What’s your PMS “Type”
If you think about it, a difficult period can cast a shadow over half of your adult life (before menopause). One half of your month may be perfectly fine. You almost forget about any period woes. Then, a week of uncomfortable premenstrual syndrome hits. Then comes another week of cramping or heavy bleeding. Some people have irregular periods or prolonged PMS/ bleeding. For these women even more than half of their month is difficult.
Whether your PMS symptoms are “in your head” or very much physical, they should be treated. First, because they make it hard to make the most out of life. Second, because it may be your body trying to tell you that something is out of balance.
The concept of different types of PMS was popularized by a medical doctor named GE Abraham in the 80s. He was well known for his research in women’s health. He was also a big believer in the power that nutrition plays in premenstrual syndrome. Below I’ll mention his four different types of PMS. It may be interesting to see which category you fall under.
PMS – A
The “A” here stands for anxiety. If you have this type of PMS you’re anxious and irritable before your period. This is the most common type of PMS. These women may have higher than ideal levels of estrogen, and sub-optimal progesterone.
PMS – B
This is the bloating type of PMS. If you have this type, you retain a lot of water during your PMS. You feel swollen, bloated and breasts feel more painful and full. Adrenal hormones may be off balance here.
PMS – C
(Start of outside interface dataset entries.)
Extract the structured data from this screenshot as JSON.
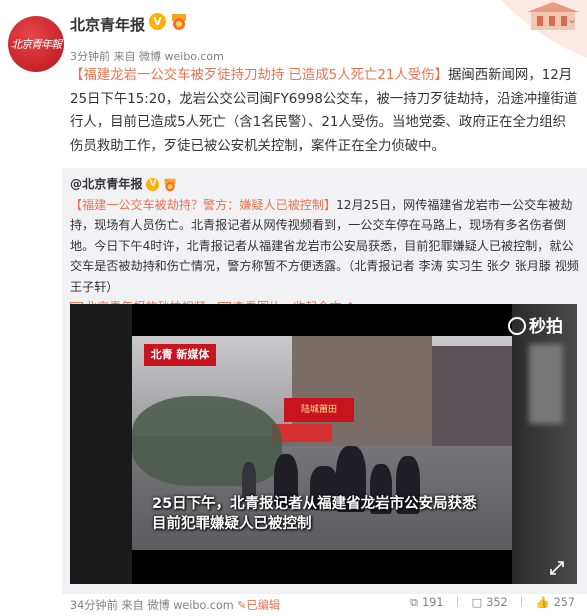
{
  "post": {
    "author": "北京青年报",
    "avatar_text": "北京青年報",
    "time": "3分钟前",
    "source_prefix": "来自",
    "source": "微博 weibo.com",
    "hashtag_title": "【福建龙岩一公交车被歹徒持刀劫持 已造成5人死亡21人受伤】",
    "body": "据闽西新闻网，12月25日下午15:20，龙岩公交公司闽FY6998公交车，被一持刀歹徒劫持，沿途冲撞街道行人，目前已造成5人死亡（含1名民警）、21人受伤。当地党委、政府正在全力组织伤员救助工作，歹徒已被公安机关控制，案件正在全力侦破中。"
  },
  "repost": {
    "author": "@北京青年报",
    "title": "【福建一公交车被劫持？警方：嫌疑人已被控制】",
    "body": "12月25日，网传福建省龙岩市一公交车被劫持，现场有人员伤亡。北青报记者从网传视频看到，一公交车停在马路上，现场有多名伤者倒地。今日下午4时许，北青报记者从福建省龙岩市公安局获悉，目前犯罪嫌疑人已被控制，就公交车是否被劫持和伤亡情况，警方称暂不方便透露。（北青报记者 李涛 实习生 张夕 张月滕 视频 王子轩）",
    "link_video": "北京青年报的秒拍视频",
    "link_images": "查看图片",
    "link_collapse": "收起全文"
  },
  "video": {
    "watermark": "秒拍",
    "news_logo": "北青 新媒体",
    "shop_sign": "陆城莆田",
    "caption_line1": "25日下午，北青报记者从福建省龙岩市公安局获悉",
    "caption_line2": "目前犯罪嫌疑人已被控制"
  },
  "footer": {
    "time": "34分钟前",
    "source_prefix": "来自",
    "source": "微博 weibo.com",
    "edited": "已编辑",
    "shares": "191",
    "comments": "352",
    "likes": "257"
  },
  "colors": {
    "accent": "#eb7350",
    "vip_badge": "#ffb000",
    "avatar_red": "#c8141e"
  },
  "icons": [
    "chevron-down-icon",
    "verified-icon",
    "medal-icon",
    "video-link-icon",
    "image-link-icon",
    "collapse-icon",
    "share-icon",
    "comment-icon",
    "like-icon",
    "fullscreen-icon",
    "miaopai-logo-icon"
  ]
}
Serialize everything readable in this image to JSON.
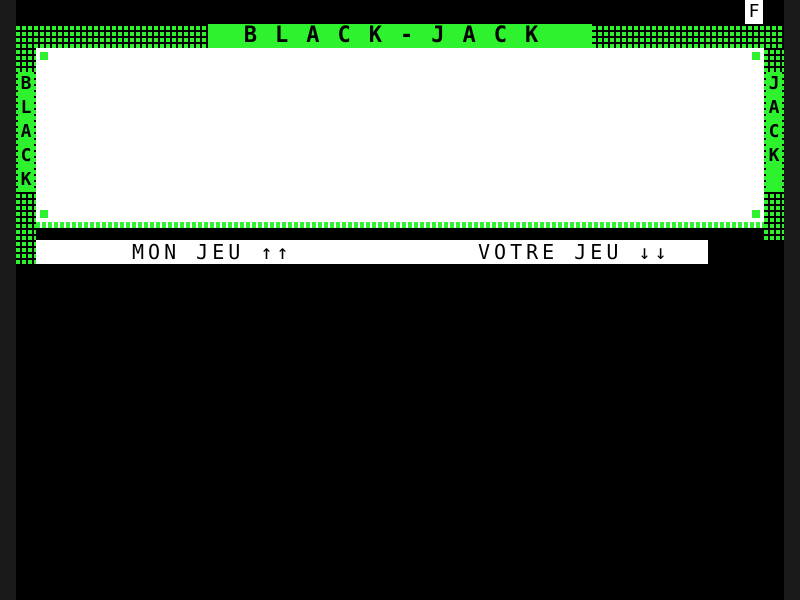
{
  "title": "BLACK-JACK",
  "left_vertical": [
    "B",
    "L",
    "A",
    "C",
    "K"
  ],
  "right_vertical": [
    "J",
    "A",
    "C",
    "K"
  ],
  "my_hand_label": "MON JEU ↑↑",
  "your_hand_label": "VOTRE JEU ↓↓",
  "status_flag": "F",
  "colors": {
    "accent": "#2ef22e",
    "panel": "#ffffff",
    "background": "#000000"
  }
}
This type of PMS is associated with food cravings (especially for sweets). Appetite may be high. You may also have symptoms of dips in blood sugar. This includes headaches, fatigue, racing heart and feeling shaky. Low prostaglandin levels have been blamed for this as well as nutrient deficiencies.
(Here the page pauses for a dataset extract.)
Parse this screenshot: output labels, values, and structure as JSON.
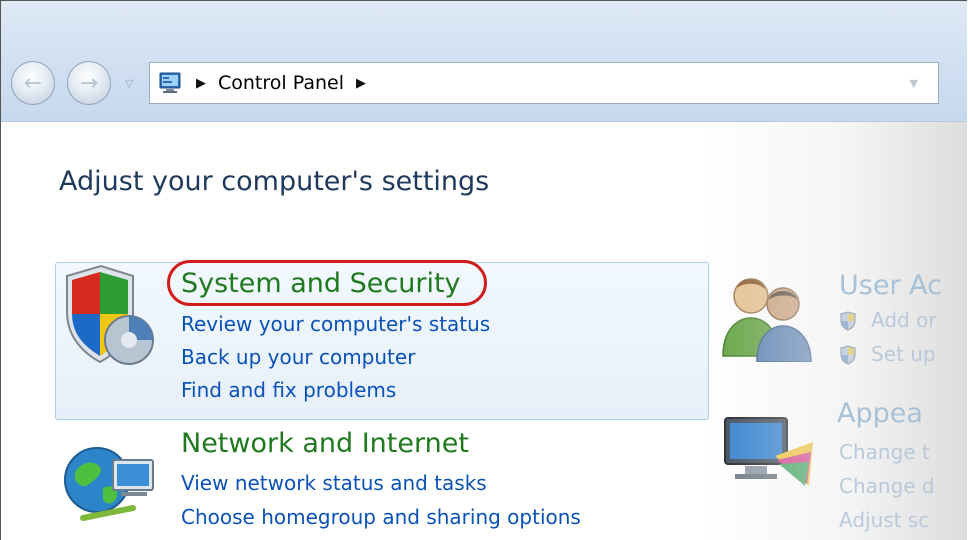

PMS – D
“D” for depression. You feel low mood when you experience this type of PMS. You may also have brain fog and feel tearful. This type has been associated with low estrogen and high progesterone.
Many women have symptoms that show up in different categories and don’t have one type of PMS. However, some women find GE Abraham’s categories make sense for them. I will say that I’ve seen many of my patients’ PMS symptoms improve with herbs, nutritional support and lifestyle changes. The protocol varies depending on the symptoms they’re experiencing.
If you’re ready to take back your month book an appointment or FREE 15 minute consultation!
Dr. Samantha Dass is currently a naturopathic doctor working at Holland Landing Health Centre in East Gwillimbury, Ontario, which services Holland Landing, Newmarket, Aurora, Keswick and Bradford areas. If you are interested in naturopathic services please contact Holland Landing Health Centre at 905-853-7900 or via e-mail at [email protected]